Market Look Back and Outlook
Well the market finally had its consolidation period. I called it extremely early this time, kind of making me feel like the Royals, wondering if I was playing the wrong game. Luckily that feeling has changed!
We saw the market consolidate from the fourth to the 25th of April. Recall the news at the beginning was all about Europe, especially Spain, but with strong earnings we were able to break the clutches of the European crisis. Could the earnings wave we've been riding be getting close to hitting shore though? This is a somewhat hard question to answer. The only earnings news you ever really hear about is from big companies like Apple (AAPL), which is growing like mad. Sure it's good to know how big companies are doing, since they can help gauge the economy's health, but in reality the large-cap stocks earnings don't matter (unless you own them or a company in the same industry) when we are trying to find out the overall strength of earnings growth. Why? There are 30 stocks in the Dow Jones; these are large-cap big names. The main index for small-cap to mid-cap stocks has 2000 (Russell 2000 - IWM). If a company the size of Microsoft (MSFT) is having difficulty, it doesn't mean every software company will do bad, and it shouldn't be a reason to think that the entire quarter will be bad for stocks. I can't count how many times I've heard, "Everybody get a life jacket because Alcoa (AA) didn't do amazing and that means we will have a bad quarter!" It is fine to hear what big companies have to say, in fact I encourage listening to them, but they don't decide the fate of an entire quarter even if they move the market on the day they report.
You may remember 2010. Almost any company reporting was beating estimates, making money, and guiding higher. The world economy didn't seem as stagnant as people thought. The market was doing well other than a couple of pullbacks. The S&P ended the year up 11%. 2011 earnings were fine, still pretty good, but we had Europe toss us around. S&P ended the year basically flat. 2012? Earnings have been, well not too exciting; of course with the exception of a few blow outs, but you always have those. Granted companies are still growing, which is a nice positive, but there will come a point when Europe will come back, and the earnings that are slowly losing excitement will not be able to send this market higher.
Europe, like Rocky Balboa, is down, but not even close to being out. This leaves businesses in an indecisive state, just like our policy makers. Unless we can see a clear message from D.C. or a nice pick up in China, I don't see this ending nicely. You will always have those companies that grow, but the focus becomes whether or not the market is growing as a whole. That growth we've had has lost steam, and this past earnings season overall didn't help to greatly increase it.

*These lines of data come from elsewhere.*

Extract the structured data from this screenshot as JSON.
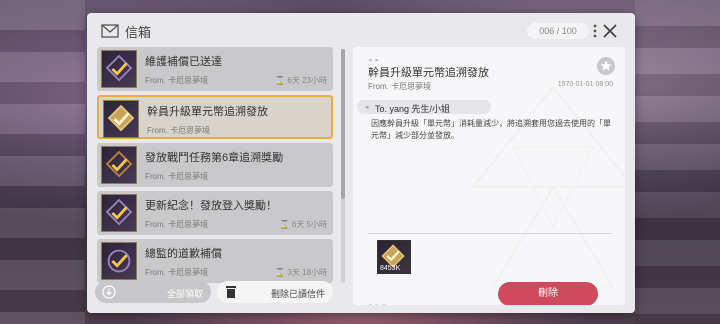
{
  "header": {
    "title": "信箱",
    "counter": "006 / 100"
  },
  "mail_list": [
    {
      "subject": "維護補償已送達",
      "from": "From. 卡厄思夢境",
      "expiry": "6天 23小時",
      "selected": false
    },
    {
      "subject": "幹員升級單元幣追溯發放",
      "from": "From. 卡厄思夢境",
      "expiry": "",
      "selected": true
    },
    {
      "subject": "發放戰鬥任務第6章追溯獎勵",
      "from": "From. 卡厄思夢境",
      "expiry": "",
      "selected": false
    },
    {
      "subject": "更新紀念！發放登入獎勵！",
      "from": "From. 卡厄思夢境",
      "expiry": "6天 5小時",
      "selected": false
    },
    {
      "subject": "總監的道歉補償",
      "from": "From. 卡厄思夢境",
      "expiry": "3天 18小時",
      "selected": false
    }
  ],
  "footer_buttons": {
    "claim_all": "全部領取",
    "delete_read": "刪除已讀信件"
  },
  "detail": {
    "subject": "幹員升級單元幣追溯發放",
    "from": "From. 卡厄思夢境",
    "date": "1970-01-01 08:00",
    "to": "To. yang 先生/小姐",
    "body": "因應幹員升級「單元幣」消耗量減少，將追溯套用您過去使用的「單元幣」減少部分並發放。",
    "attachment_qty": "8453K",
    "delete_label": "刪除"
  },
  "colors": {
    "accent_selected": "#e7ad3d",
    "delete_button": "#cf4a5d"
  }
}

The market won't be straight up, and won't be straight down. Expect a lot of volatility especially in the third quarter, as historically that has been the time for market craziness. I would love to sit here and write on and on about trading and using strong stocks in strong industries, but I know most people don't have the time to do that. It just isn't possible to keep up with all the stocks, the market, and still do what you need to do every day a lot of the times. As a full-time student I limit myself to only trading in the summer when I'm off.
We can't not be in the market either; it's one of the best financial markets to make money in. So here is what I recommend doing. I'm a dividend guy, a lot of you know that, but I'm also a guy who can't get away from the growth stocks that make you nice money. When picking out growth stocks in this market though, we need to be careful. I recommend sticking with good names we know. Look at Starbucks (SBUX). It should hold up well during a market correction, and has pulled back a little from its high. It may not being growing like crazy, but it has many products in the pipeline, plus room to expand globally is there. Look at some of the retail names, not only discount retailers such as Dollar General (DG), but also names like Macy's (M), VF Corp (VFC), and Dillard's (DDS). Slowly, but surely the consumer is coming back, and these companies are set up very nicely. We saw O'Reilly rally big, leading the auto group higher. I like a few names in this group: Advanced Auto Parts (AAP), AutoZone (AZO), and Lithia Motors (LAD). In an economy where people are trying to save a little, they are a lot more likely to try to fix their car or buy a used car than go after brand new.
Names like these should work great with your dividend stocks. These companies provide a nice balance of growth, and a chart that has decent technical strength should things get nasty. Besides, when things start to look a little gray, buy a long put so you can protect yourself if your stock falls in a harsh pull back.
The market has consolidated and is riding the earnings wave, but as a surfer we need to watch out for the Great European shark that's lurking. Stay in safe dividend stocks, and any growth you go after should be names you know, and are sound fundamentally and technically. McDonald's (MCD) is another good example. If you fear the shark may bite, you can sell your position or buy a long put. I use the latter, because it can provide a lot better flexibility.
The market and company earnings aren't what they used to be and Europe is still having problems. Earnings will only hold us so long before we have to face the facts.